- TO DO -
Each entry below should be retyped exactly, with nothing omitted.
# # # # # # #
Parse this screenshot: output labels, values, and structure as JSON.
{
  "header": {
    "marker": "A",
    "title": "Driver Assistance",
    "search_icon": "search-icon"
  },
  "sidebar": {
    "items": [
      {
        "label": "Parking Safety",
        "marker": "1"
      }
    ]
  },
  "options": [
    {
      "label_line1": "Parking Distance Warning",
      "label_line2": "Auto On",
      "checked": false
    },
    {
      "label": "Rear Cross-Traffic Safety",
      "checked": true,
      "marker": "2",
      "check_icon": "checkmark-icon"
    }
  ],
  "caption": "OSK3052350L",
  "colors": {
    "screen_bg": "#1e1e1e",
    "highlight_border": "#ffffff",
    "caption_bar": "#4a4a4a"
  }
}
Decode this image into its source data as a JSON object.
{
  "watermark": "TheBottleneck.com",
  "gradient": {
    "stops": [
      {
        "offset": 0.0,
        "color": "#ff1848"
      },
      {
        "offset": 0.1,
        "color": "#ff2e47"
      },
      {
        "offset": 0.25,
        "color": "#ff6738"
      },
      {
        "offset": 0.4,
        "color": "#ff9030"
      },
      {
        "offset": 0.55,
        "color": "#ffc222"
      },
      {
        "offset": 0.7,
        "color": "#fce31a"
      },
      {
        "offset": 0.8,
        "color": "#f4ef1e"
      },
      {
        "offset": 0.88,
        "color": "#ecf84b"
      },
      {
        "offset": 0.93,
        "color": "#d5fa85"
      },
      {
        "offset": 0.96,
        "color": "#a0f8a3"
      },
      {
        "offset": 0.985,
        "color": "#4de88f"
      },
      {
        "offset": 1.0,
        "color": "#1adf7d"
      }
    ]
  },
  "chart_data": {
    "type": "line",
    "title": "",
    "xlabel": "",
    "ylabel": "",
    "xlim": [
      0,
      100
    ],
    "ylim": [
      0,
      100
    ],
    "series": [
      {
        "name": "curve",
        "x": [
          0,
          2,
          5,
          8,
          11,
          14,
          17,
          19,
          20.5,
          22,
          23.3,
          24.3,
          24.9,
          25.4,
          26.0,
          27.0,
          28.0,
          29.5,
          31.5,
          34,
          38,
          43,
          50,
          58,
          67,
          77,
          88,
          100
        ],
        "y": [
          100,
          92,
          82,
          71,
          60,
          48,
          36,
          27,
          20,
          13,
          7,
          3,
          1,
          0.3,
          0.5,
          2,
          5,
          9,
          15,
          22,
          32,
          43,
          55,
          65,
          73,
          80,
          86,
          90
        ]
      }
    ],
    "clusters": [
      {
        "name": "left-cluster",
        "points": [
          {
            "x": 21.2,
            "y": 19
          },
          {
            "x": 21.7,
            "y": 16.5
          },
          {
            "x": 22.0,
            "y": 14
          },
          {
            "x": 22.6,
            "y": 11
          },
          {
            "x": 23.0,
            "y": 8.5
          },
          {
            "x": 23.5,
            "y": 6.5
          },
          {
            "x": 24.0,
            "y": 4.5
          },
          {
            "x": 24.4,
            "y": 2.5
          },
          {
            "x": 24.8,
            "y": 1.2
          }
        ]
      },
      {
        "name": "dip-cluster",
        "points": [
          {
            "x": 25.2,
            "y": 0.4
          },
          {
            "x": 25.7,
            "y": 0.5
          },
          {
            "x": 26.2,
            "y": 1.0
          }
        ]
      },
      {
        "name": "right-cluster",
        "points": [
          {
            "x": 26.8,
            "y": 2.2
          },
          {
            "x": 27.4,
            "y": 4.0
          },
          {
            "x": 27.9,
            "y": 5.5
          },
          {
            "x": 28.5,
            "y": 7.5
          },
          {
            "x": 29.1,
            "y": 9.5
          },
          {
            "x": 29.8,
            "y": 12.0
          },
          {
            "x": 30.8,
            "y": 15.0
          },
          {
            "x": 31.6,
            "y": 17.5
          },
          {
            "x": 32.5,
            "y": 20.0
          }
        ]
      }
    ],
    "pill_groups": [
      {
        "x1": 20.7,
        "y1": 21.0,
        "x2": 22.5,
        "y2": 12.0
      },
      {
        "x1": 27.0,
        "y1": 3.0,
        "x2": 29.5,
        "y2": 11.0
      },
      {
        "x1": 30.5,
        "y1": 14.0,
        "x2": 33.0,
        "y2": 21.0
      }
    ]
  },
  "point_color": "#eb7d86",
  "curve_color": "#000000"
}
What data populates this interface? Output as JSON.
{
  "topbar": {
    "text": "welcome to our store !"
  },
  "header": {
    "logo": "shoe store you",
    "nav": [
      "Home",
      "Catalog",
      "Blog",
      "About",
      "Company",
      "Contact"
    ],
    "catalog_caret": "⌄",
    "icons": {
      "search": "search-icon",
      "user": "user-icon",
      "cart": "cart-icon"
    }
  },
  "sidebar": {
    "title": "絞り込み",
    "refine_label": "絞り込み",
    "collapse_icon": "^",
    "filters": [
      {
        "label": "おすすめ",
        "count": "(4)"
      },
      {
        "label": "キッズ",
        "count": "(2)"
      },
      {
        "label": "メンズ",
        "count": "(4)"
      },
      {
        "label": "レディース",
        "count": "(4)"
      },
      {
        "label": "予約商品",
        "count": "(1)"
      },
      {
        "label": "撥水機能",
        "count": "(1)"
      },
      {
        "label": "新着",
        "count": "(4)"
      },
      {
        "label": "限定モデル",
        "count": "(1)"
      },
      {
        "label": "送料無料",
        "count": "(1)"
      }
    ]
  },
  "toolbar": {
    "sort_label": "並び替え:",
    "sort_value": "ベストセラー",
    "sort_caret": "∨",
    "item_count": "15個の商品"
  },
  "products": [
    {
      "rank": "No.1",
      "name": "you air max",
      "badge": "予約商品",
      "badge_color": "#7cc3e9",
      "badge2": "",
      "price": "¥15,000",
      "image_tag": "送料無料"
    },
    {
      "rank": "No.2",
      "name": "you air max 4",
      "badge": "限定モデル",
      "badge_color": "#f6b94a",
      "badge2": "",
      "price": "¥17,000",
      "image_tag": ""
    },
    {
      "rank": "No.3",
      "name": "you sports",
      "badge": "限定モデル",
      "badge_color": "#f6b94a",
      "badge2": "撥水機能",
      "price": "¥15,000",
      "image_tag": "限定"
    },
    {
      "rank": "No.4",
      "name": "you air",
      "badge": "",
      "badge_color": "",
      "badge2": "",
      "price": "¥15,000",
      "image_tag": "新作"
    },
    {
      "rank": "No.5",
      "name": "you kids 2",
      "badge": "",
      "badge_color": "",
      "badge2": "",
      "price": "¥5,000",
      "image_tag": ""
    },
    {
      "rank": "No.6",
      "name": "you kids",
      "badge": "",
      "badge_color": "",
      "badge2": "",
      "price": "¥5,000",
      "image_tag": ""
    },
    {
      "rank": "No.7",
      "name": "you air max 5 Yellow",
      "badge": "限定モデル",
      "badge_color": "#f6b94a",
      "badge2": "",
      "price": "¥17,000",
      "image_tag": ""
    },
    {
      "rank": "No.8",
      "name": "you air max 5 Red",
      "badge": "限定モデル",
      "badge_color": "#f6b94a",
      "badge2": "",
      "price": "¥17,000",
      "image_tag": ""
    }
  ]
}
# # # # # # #
- ANSWER TO THIS TASK -
Parse this screenshot: output labels, values, and structure as JSON.
{
  "header": {
    "marker": "A",
    "title": "Driver Assistance",
    "search_icon": "search-icon"
  },
  "sidebar": {
    "items": [
      {
        "label": "Parking Safety",
        "marker": "1"
      }
    ]
  },
  "options": [
    {
      "label_line1": "Parking Distance Warning",
      "label_line2": "Auto On",
      "checked": false
    },
    {
      "label": "Rear Cross-Traffic Safety",
      "checked": true,
      "marker": "2",
      "check_icon": "checkmark-icon"
    }
  ],
  "caption": "OSK3052350L",
  "colors": {
    "screen_bg": "#1e1e1e",
    "highlight_border": "#ffffff",
    "caption_bar": "#4a4a4a"
  }
}
Decode this image into its source data as a JSON object.
{
  "watermark": "TheBottleneck.com",
  "gradient": {
    "stops": [
      {
        "offset": 0.0,
        "color": "#ff1848"
      },
      {
        "offset": 0.1,
        "color": "#ff2e47"
      },
      {
        "offset": 0.25,
        "color": "#ff6738"
      },
      {
        "offset": 0.4,
        "color": "#ff9030"
      },
      {
        "offset": 0.55,
        "color": "#ffc222"
      },
      {
        "offset": 0.7,
        "color": "#fce31a"
      },
      {
        "offset": 0.8,
        "color": "#f4ef1e"
      },
      {
        "offset": 0.88,
        "color": "#ecf84b"
      },
      {
        "offset": 0.93,
        "color": "#d5fa85"
      },
      {
        "offset": 0.96,
        "color": "#a0f8a3"
      },
      {
        "offset": 0.985,
        "color": "#4de88f"
      },
      {
        "offset": 1.0,
        "color": "#1adf7d"
      }
    ]
  },
  "chart_data": {
    "type": "line",
    "title": "",
    "xlabel": "",
    "ylabel": "",
    "xlim": [
      0,
      100
    ],
    "ylim": [
      0,
      100
    ],
    "series": [
      {
        "name": "curve",
        "x": [
          0,
          2,
          5,
          8,
          11,
          14,
          17,
          19,
          20.5,
          22,
          23.3,
          24.3,
          24.9,
          25.4,
          26.0,
          27.0,
          28.0,
          29.5,
          31.5,
          34,
          38,
          43,
          50,
          58,
          67,
          77,
          88,
          100
        ],
        "y": [
          100,
          92,
          82,
          71,
          60,
          48,
          36,
          27,
          20,
          13,
          7,
          3,
          1,
          0.3,
          0.5,
          2,
          5,
          9,
          15,
          22,
          32,
          43,
          55,
          65,
          73,
          80,
          86,
          90
        ]
      }
    ],
    "clusters": [
      {
        "name": "left-cluster",
        "points": [
          {
            "x": 21.2,
            "y": 19
          },
          {
            "x": 21.7,
            "y": 16.5
          },
          {
            "x": 22.0,
            "y": 14
          },
          {
            "x": 22.6,
            "y": 11
          },
          {
            "x": 23.0,
            "y": 8.5
          },
          {
            "x": 23.5,
            "y": 6.5
          },
          {
            "x": 24.0,
            "y": 4.5
          },
          {
            "x": 24.4,
            "y": 2.5
          },
          {
            "x": 24.8,
            "y": 1.2
          }
        ]
      },
      {
        "name": "dip-cluster",
        "points": [
          {
            "x": 25.2,
            "y": 0.4
          },
          {
            "x": 25.7,
            "y": 0.5
          },
          {
            "x": 26.2,
            "y": 1.0
          }
        ]
      },
      {
        "name": "right-cluster",
        "points": [
          {
            "x": 26.8,
            "y": 2.2
          },
          {
            "x": 27.4,
            "y": 4.0
          },
          {
            "x": 27.9,
            "y": 5.5
          },
          {
            "x": 28.5,
            "y": 7.5
          },
          {
            "x": 29.1,
            "y": 9.5
          },
          {
            "x": 29.8,
            "y": 12.0
          },
          {
            "x": 30.8,
            "y": 15.0
          },
          {
            "x": 31.6,
            "y": 17.5
          },
          {
            "x": 32.5,
            "y": 20.0
          }
        ]
      }
    ],
    "pill_groups": [
      {
        "x1": 20.7,
        "y1": 21.0,
        "x2": 22.5,
        "y2": 12.0
      },
      {
        "x1": 27.0,
        "y1": 3.0,
        "x2": 29.5,
        "y2": 11.0
      },
      {
        "x1": 30.5,
        "y1": 14.0,
        "x2": 33.0,
        "y2": 21.0
      }
    ]
  },
  "point_color": "#eb7d86",
  "curve_color": "#000000"
}
What data populates this interface? Output as JSON.
{
  "topbar": {
    "text": "welcome to our store !"
  },
  "header": {
    "logo": "shoe store you",
    "nav": [
      "Home",
      "Catalog",
      "Blog",
      "About",
      "Company",
      "Contact"
    ],
    "catalog_caret": "⌄",
    "icons": {
      "search": "search-icon",
      "user": "user-icon",
      "cart": "cart-icon"
    }
  },
  "sidebar": {
    "title": "絞り込み",
    "refine_label": "絞り込み",
    "collapse_icon": "^",
    "filters": [
      {
        "label": "おすすめ",
        "count": "(4)"
      },
      {
        "label": "キッズ",
        "count": "(2)"
      },
      {
        "label": "メンズ",
        "count": "(4)"
      },
      {
        "label": "レディース",
        "count": "(4)"
      },
      {
        "label": "予約商品",
        "count": "(1)"
      },
      {
        "label": "撥水機能",
        "count": "(1)"
      },
      {
        "label": "新着",
        "count": "(4)"
      },
      {
        "label": "限定モデル",
        "count": "(1)"
      },
      {
        "label": "送料無料",
        "count": "(1)"
      }
    ]
  },
  "toolbar": {
    "sort_label": "並び替え:",
    "sort_value": "ベストセラー",
    "sort_caret": "∨",
    "item_count": "15個の商品"
  },
  "products": [
    {
      "rank": "No.1",
      "name": "you air max",
      "badge": "予約商品",
      "badge_color": "#7cc3e9",
      "badge2": "",
      "price": "¥15,000",
      "image_tag": "送料無料"
    },
    {
      "rank": "No.2",
      "name": "you air max 4",
      "badge": "限定モデル",
      "badge_color": "#f6b94a",
      "badge2": "",
      "price": "¥17,000",
      "image_tag": ""
    },
    {
      "rank": "No.3",
      "name": "you sports",
      "badge": "限定モデル",
      "badge_color": "#f6b94a",
      "badge2": "撥水機能",
      "price": "¥15,000",
      "image_tag": "限定"
    },
    {
      "rank": "No.4",
      "name": "you air",
      "badge": "",
      "badge_color": "",
      "badge2": "",
      "price": "¥15,000",
      "image_tag": "新作"
    },
    {
      "rank": "No.5",
      "name": "you kids 2",
      "badge": "",
      "badge_color": "",
      "badge2": "",
      "price": "¥5,000",
      "image_tag": ""
    },
    {
      "rank": "No.6",
      "name": "you kids",
      "badge": "",
      "badge_color": "",
      "badge2": "",
      "price": "¥5,000",
      "image_tag": ""
    },
    {
      "rank": "No.7",
      "name": "you air max 5 Yellow",
      "badge": "限定モデル",
      "badge_color": "#f6b94a",
      "badge2": "",
      "price": "¥17,000",
      "image_tag": ""
    },
    {
      "rank": "No.8",
      "name": "you air max 5 Red",
      "badge": "限定モデル",
      "badge_color": "#f6b94a",
      "badge2": "",
      "price": "¥17,000",
      "image_tag": ""
    }
  ]
}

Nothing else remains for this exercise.